About this exercise:
In the entries that follow, how many lines contain "Sort"? Please reply with only the number.

== Segment start ==

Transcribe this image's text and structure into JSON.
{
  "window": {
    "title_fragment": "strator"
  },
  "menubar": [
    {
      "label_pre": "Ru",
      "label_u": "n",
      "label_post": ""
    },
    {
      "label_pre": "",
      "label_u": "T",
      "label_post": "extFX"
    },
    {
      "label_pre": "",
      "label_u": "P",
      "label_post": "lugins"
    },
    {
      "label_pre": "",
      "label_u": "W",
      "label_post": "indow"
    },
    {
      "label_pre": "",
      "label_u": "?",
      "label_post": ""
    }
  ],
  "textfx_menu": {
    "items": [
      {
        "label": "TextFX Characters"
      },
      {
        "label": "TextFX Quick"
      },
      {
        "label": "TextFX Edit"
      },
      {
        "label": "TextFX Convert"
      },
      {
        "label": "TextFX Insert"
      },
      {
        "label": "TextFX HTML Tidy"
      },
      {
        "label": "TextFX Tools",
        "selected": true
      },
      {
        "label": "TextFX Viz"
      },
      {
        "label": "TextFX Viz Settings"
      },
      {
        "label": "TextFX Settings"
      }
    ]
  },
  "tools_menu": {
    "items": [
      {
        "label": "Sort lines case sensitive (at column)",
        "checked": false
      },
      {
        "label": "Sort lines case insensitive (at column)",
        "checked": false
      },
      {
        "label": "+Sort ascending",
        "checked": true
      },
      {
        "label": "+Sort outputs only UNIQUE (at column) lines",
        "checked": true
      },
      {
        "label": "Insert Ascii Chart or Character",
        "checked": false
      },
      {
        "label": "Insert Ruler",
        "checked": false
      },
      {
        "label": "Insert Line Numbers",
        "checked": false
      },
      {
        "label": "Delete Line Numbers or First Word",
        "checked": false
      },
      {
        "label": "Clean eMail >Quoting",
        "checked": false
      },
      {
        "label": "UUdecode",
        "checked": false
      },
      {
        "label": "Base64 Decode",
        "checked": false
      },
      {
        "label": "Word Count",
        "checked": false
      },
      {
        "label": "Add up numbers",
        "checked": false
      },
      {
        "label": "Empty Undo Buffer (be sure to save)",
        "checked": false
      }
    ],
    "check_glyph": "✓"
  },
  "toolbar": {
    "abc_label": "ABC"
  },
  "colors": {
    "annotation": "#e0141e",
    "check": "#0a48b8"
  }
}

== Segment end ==

Your response:
4